Not Again! More Good People Leaving the Congress
One of the members of Congress I had the chance to interact with during my years in the Washington delegation was Representative Norm Dicks (D-WA). When I say “interact,” I mean I’d be behind the scenes in hearings or meetings he was in charge of. I’m sure Rep. Dicks will not be writing in his memoirs “I got to interact with Stephanie Vance.”
What I remember about “Norm” (as everyone, friend or foe, knows him) is that he seemed very scary and acerbic. However, behind his gruff demeanor hid a caring for his district, the state and the people around him unparalleled by anyone in the U.S. Congress. Sure, he could scare the crap out of anyone in his way, and he definitely let his colleagues know when he wanted their support for an issue or funding level. But I never got the impression that any of this was done for “power” or for the “good of Norm.” It was all about a love for Washington state and Congress as the institution representing government “by the people.”
Now, I don’t mean to make it sound like he’s dead. He’s very much alive (in fact, if anyone is, it’s Norm). It’s just that, like Olympia Snowe and other reasonable legislators before him, he recently announced his departure from the House of Representatives. His statement came as quite a shock to D.C. insiders. As the ranking member of the House Appropriations Committee, Norm holds one of the most powerful positions in the Congress. He was expected to easily win re-election. So why leave now?

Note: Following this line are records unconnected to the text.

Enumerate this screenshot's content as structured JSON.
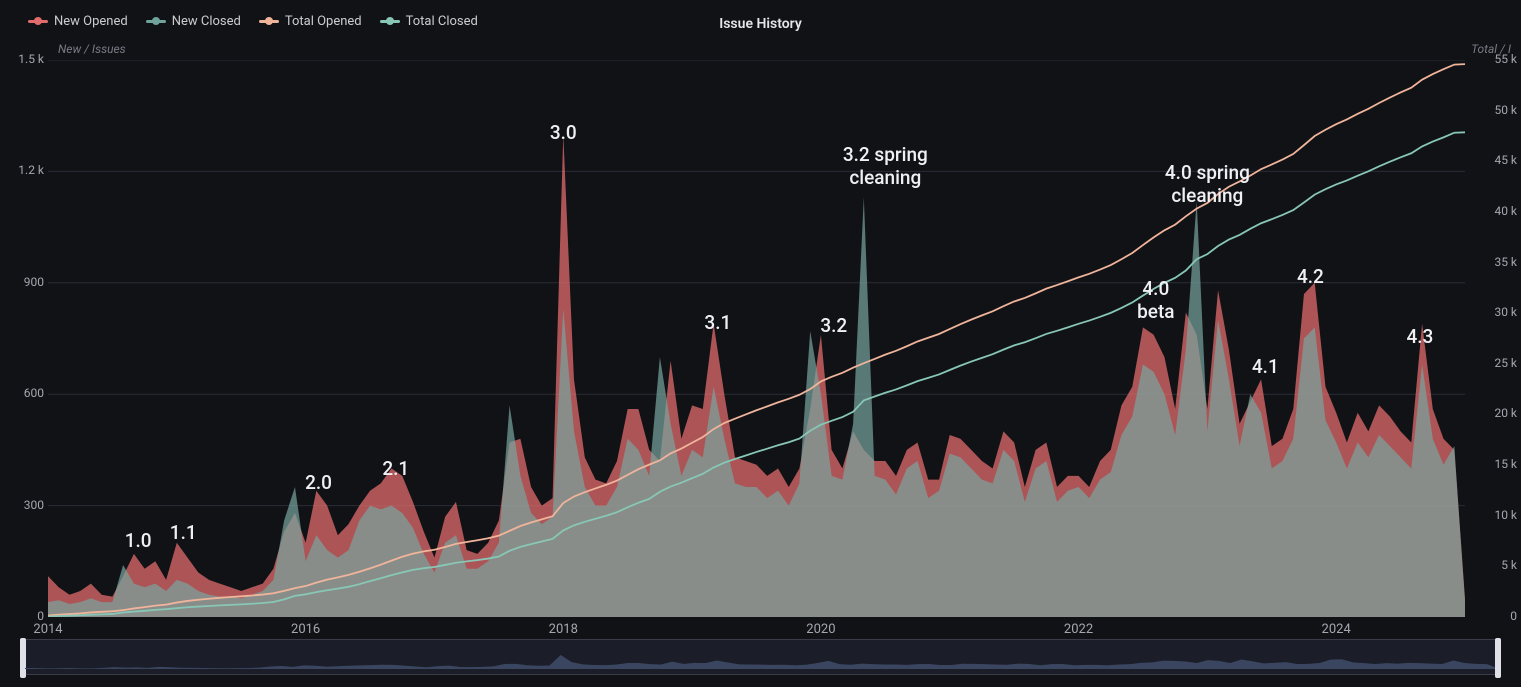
{
  "title": "Issue History",
  "axis_left_title": "New / Issues",
  "axis_right_title": "Total / I",
  "legend": [
    {
      "label": "New Opened",
      "color": "#e26c6c"
    },
    {
      "label": "New Closed",
      "color": "#6fa39c"
    },
    {
      "label": "Total Opened",
      "color": "#f0b49b"
    },
    {
      "label": "Total Closed",
      "color": "#88c7b6"
    }
  ],
  "y_left_ticks": [
    "0",
    "300",
    "600",
    "900",
    "1.2 k",
    "1.5 k"
  ],
  "y_right_ticks": [
    "0",
    "5 k",
    "10 k",
    "15 k",
    "20 k",
    "25 k",
    "30 k",
    "35 k",
    "40 k",
    "45 k",
    "50 k",
    "55 k"
  ],
  "x_ticks": [
    "2014",
    "2016",
    "2018",
    "2020",
    "2022",
    "2024"
  ],
  "annotations": [
    {
      "text": "1.0",
      "x": 2014.7,
      "y_offset": 470
    },
    {
      "text": "1.1",
      "x": 2015.05,
      "y_offset": 462
    },
    {
      "text": "2.0",
      "x": 2016.1,
      "y_offset": 412
    },
    {
      "text": "2.1",
      "x": 2016.7,
      "y_offset": 398
    },
    {
      "text": "3.0",
      "x": 2018.0,
      "y_offset": 62
    },
    {
      "text": "3.1",
      "x": 2019.2,
      "y_offset": 252
    },
    {
      "text": "3.2",
      "x": 2020.1,
      "y_offset": 255
    },
    {
      "text": "3.2 spring\ncleaning",
      "x": 2020.5,
      "y_offset": 84
    },
    {
      "text": "4.0\nbeta",
      "x": 2022.6,
      "y_offset": 218
    },
    {
      "text": "4.0 spring\ncleaning",
      "x": 2023.0,
      "y_offset": 102
    },
    {
      "text": "4.1",
      "x": 2023.45,
      "y_offset": 296
    },
    {
      "text": "4.2",
      "x": 2023.8,
      "y_offset": 206
    },
    {
      "text": "4.3",
      "x": 2024.65,
      "y_offset": 266
    }
  ],
  "chart_data": {
    "type": "area",
    "title": "Issue History",
    "xlabel": "",
    "ylabel_left": "New / Issues",
    "ylabel_right": "Total / Issues",
    "x_range": [
      2014.0,
      2025.0
    ],
    "y_left_range": [
      0,
      1500
    ],
    "y_right_range": [
      0,
      55000
    ],
    "x": [
      2014.0,
      2014.083,
      2014.167,
      2014.25,
      2014.333,
      2014.417,
      2014.5,
      2014.583,
      2014.667,
      2014.75,
      2014.833,
      2014.917,
      2015.0,
      2015.083,
      2015.167,
      2015.25,
      2015.333,
      2015.417,
      2015.5,
      2015.583,
      2015.667,
      2015.75,
      2015.833,
      2015.917,
      2016.0,
      2016.083,
      2016.167,
      2016.25,
      2016.333,
      2016.417,
      2016.5,
      2016.583,
      2016.667,
      2016.75,
      2016.833,
      2016.917,
      2017.0,
      2017.083,
      2017.167,
      2017.25,
      2017.333,
      2017.417,
      2017.5,
      2017.583,
      2017.667,
      2017.75,
      2017.833,
      2017.917,
      2018.0,
      2018.083,
      2018.167,
      2018.25,
      2018.333,
      2018.417,
      2018.5,
      2018.583,
      2018.667,
      2018.75,
      2018.833,
      2018.917,
      2019.0,
      2019.083,
      2019.167,
      2019.25,
      2019.333,
      2019.417,
      2019.5,
      2019.583,
      2019.667,
      2019.75,
      2019.833,
      2019.917,
      2020.0,
      2020.083,
      2020.167,
      2020.25,
      2020.333,
      2020.417,
      2020.5,
      2020.583,
      2020.667,
      2020.75,
      2020.833,
      2020.917,
      2021.0,
      2021.083,
      2021.167,
      2021.25,
      2021.333,
      2021.417,
      2021.5,
      2021.583,
      2021.667,
      2021.75,
      2021.833,
      2021.917,
      2022.0,
      2022.083,
      2022.167,
      2022.25,
      2022.333,
      2022.417,
      2022.5,
      2022.583,
      2022.667,
      2022.75,
      2022.833,
      2022.917,
      2023.0,
      2023.083,
      2023.167,
      2023.25,
      2023.333,
      2023.417,
      2023.5,
      2023.583,
      2023.667,
      2023.75,
      2023.833,
      2023.917,
      2024.0,
      2024.083,
      2024.167,
      2024.25,
      2024.333,
      2024.417,
      2024.5,
      2024.583,
      2024.667,
      2024.75,
      2024.833,
      2024.917,
      2025.0
    ],
    "series": [
      {
        "name": "New Opened",
        "axis": "left",
        "style": "area",
        "color": "#e26c6c",
        "values": [
          110,
          80,
          60,
          70,
          90,
          60,
          55,
          110,
          170,
          130,
          150,
          100,
          200,
          160,
          120,
          100,
          90,
          80,
          70,
          80,
          90,
          130,
          230,
          280,
          200,
          340,
          300,
          220,
          250,
          300,
          340,
          360,
          400,
          380,
          310,
          230,
          160,
          270,
          310,
          180,
          170,
          200,
          260,
          470,
          480,
          350,
          300,
          320,
          1300,
          640,
          430,
          370,
          360,
          420,
          560,
          560,
          450,
          420,
          690,
          480,
          570,
          560,
          790,
          600,
          430,
          420,
          410,
          380,
          400,
          350,
          400,
          560,
          760,
          450,
          400,
          500,
          450,
          420,
          420,
          380,
          450,
          470,
          370,
          370,
          490,
          480,
          450,
          420,
          400,
          500,
          470,
          350,
          450,
          470,
          350,
          380,
          380,
          350,
          420,
          450,
          570,
          620,
          780,
          760,
          700,
          560,
          820,
          760,
          560,
          880,
          720,
          520,
          580,
          640,
          460,
          480,
          560,
          870,
          900,
          620,
          550,
          470,
          550,
          500,
          570,
          540,
          500,
          470,
          790,
          560,
          480,
          450,
          50
        ]
      },
      {
        "name": "New Closed",
        "axis": "left",
        "style": "area",
        "color": "#6fa39c",
        "values": [
          40,
          45,
          35,
          40,
          50,
          40,
          40,
          140,
          90,
          80,
          90,
          70,
          100,
          90,
          70,
          60,
          55,
          55,
          50,
          60,
          70,
          100,
          260,
          350,
          150,
          220,
          180,
          160,
          180,
          260,
          300,
          290,
          300,
          280,
          240,
          170,
          120,
          200,
          220,
          130,
          130,
          150,
          200,
          570,
          380,
          280,
          250,
          270,
          830,
          500,
          350,
          300,
          300,
          350,
          480,
          450,
          380,
          700,
          520,
          380,
          450,
          430,
          620,
          480,
          360,
          350,
          350,
          320,
          340,
          300,
          360,
          770,
          600,
          380,
          370,
          520,
          1130,
          380,
          370,
          330,
          400,
          420,
          320,
          340,
          440,
          430,
          400,
          370,
          360,
          450,
          420,
          310,
          400,
          420,
          310,
          340,
          350,
          320,
          370,
          390,
          490,
          540,
          680,
          660,
          600,
          490,
          720,
          1120,
          500,
          800,
          640,
          460,
          600,
          550,
          400,
          420,
          480,
          750,
          780,
          530,
          470,
          400,
          470,
          430,
          490,
          460,
          430,
          400,
          680,
          480,
          410,
          460,
          40
        ]
      },
      {
        "name": "Total Opened",
        "axis": "right",
        "style": "line",
        "color": "#f0b49b",
        "values": [
          150,
          230,
          290,
          360,
          450,
          510,
          565,
          675,
          845,
          975,
          1125,
          1225,
          1425,
          1585,
          1705,
          1805,
          1895,
          1975,
          2045,
          2125,
          2215,
          2345,
          2575,
          2855,
          3055,
          3395,
          3695,
          3915,
          4165,
          4465,
          4805,
          5165,
          5565,
          5945,
          6255,
          6485,
          6645,
          6915,
          7225,
          7405,
          7575,
          7775,
          8035,
          8505,
          8985,
          9335,
          9635,
          9955,
          11255,
          11895,
          12325,
          12695,
          13055,
          13475,
          14035,
          14595,
          15045,
          15465,
          16155,
          16635,
          17205,
          17765,
          18555,
          19155,
          19585,
          20005,
          20415,
          20795,
          21195,
          21545,
          21945,
          22505,
          23265,
          23715,
          24115,
          24615,
          25065,
          25485,
          25905,
          26285,
          26735,
          27205,
          27575,
          27945,
          28435,
          28915,
          29365,
          29785,
          30185,
          30685,
          31155,
          31505,
          31955,
          32425,
          32775,
          33155,
          33535,
          33885,
          34305,
          34755,
          35325,
          35945,
          36725,
          37485,
          38185,
          38745,
          39565,
          40325,
          40885,
          41765,
          42485,
          43005,
          43585,
          44225,
          44685,
          45165,
          45725,
          46595,
          47495,
          48115,
          48665,
          49135,
          49685,
          50185,
          50755,
          51295,
          51795,
          52265,
          53055,
          53615,
          54095,
          54545,
          54595
        ]
      },
      {
        "name": "Total Closed",
        "axis": "right",
        "style": "line",
        "color": "#88c7b6",
        "values": [
          50,
          95,
          130,
          170,
          220,
          260,
          300,
          440,
          530,
          610,
          700,
          770,
          870,
          960,
          1030,
          1090,
          1145,
          1200,
          1250,
          1310,
          1380,
          1480,
          1740,
          2090,
          2240,
          2460,
          2640,
          2800,
          2980,
          3240,
          3540,
          3830,
          4130,
          4410,
          4650,
          4820,
          4940,
          5140,
          5360,
          5490,
          5620,
          5770,
          5970,
          6540,
          6920,
          7200,
          7450,
          7720,
          8550,
          9050,
          9400,
          9700,
          10000,
          10350,
          10830,
          11280,
          11660,
          12360,
          12880,
          13260,
          13710,
          14140,
          14760,
          15240,
          15600,
          15950,
          16300,
          16620,
          16960,
          17260,
          17620,
          18390,
          18990,
          19370,
          19740,
          20260,
          21390,
          21770,
          22140,
          22470,
          22870,
          23290,
          23610,
          23950,
          24390,
          24820,
          25220,
          25590,
          25950,
          26400,
          26820,
          27130,
          27530,
          27950,
          28260,
          28600,
          28950,
          29270,
          29640,
          30030,
          30520,
          31060,
          31740,
          32400,
          33000,
          33490,
          34210,
          35330,
          35830,
          36630,
          37270,
          37730,
          38330,
          38880,
          39280,
          39700,
          40180,
          40930,
          41710,
          42240,
          42710,
          43110,
          43580,
          44010,
          44500,
          44960,
          45390,
          45790,
          46470,
          46950,
          47360,
          47820,
          47860
        ]
      }
    ],
    "annotations": [
      {
        "label": "1.0",
        "x": 2014.7
      },
      {
        "label": "1.1",
        "x": 2015.05
      },
      {
        "label": "2.0",
        "x": 2016.1
      },
      {
        "label": "2.1",
        "x": 2016.7
      },
      {
        "label": "3.0",
        "x": 2018.0
      },
      {
        "label": "3.1",
        "x": 2019.2
      },
      {
        "label": "3.2",
        "x": 2020.1
      },
      {
        "label": "3.2 spring cleaning",
        "x": 2020.5
      },
      {
        "label": "4.0 beta",
        "x": 2022.6
      },
      {
        "label": "4.0 spring cleaning",
        "x": 2023.0
      },
      {
        "label": "4.1",
        "x": 2023.45
      },
      {
        "label": "4.2",
        "x": 2023.8
      },
      {
        "label": "4.3",
        "x": 2024.65
      }
    ]
  }
}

He is quoted as saying “At some point you have to retire. I just decided that now is the right time.” And it may all be little more than that. But I do wonder if the institution has just become a lot less fun for someone like Norm who worked well with both sides of the aisle and always sought bipartisan solutions. I can’t put words in his mouth or assume that he’s retiring for reasons other than, in his words, a desire to “see Husky games and go fishing.” I can be concerned that this is another example of what the extreme bipolarization of the institution is doing to the future of our democracy. If we don’t have good, thoughtful, reasonable people who understand the nature of compromise to run it, it’s not going to work all that well.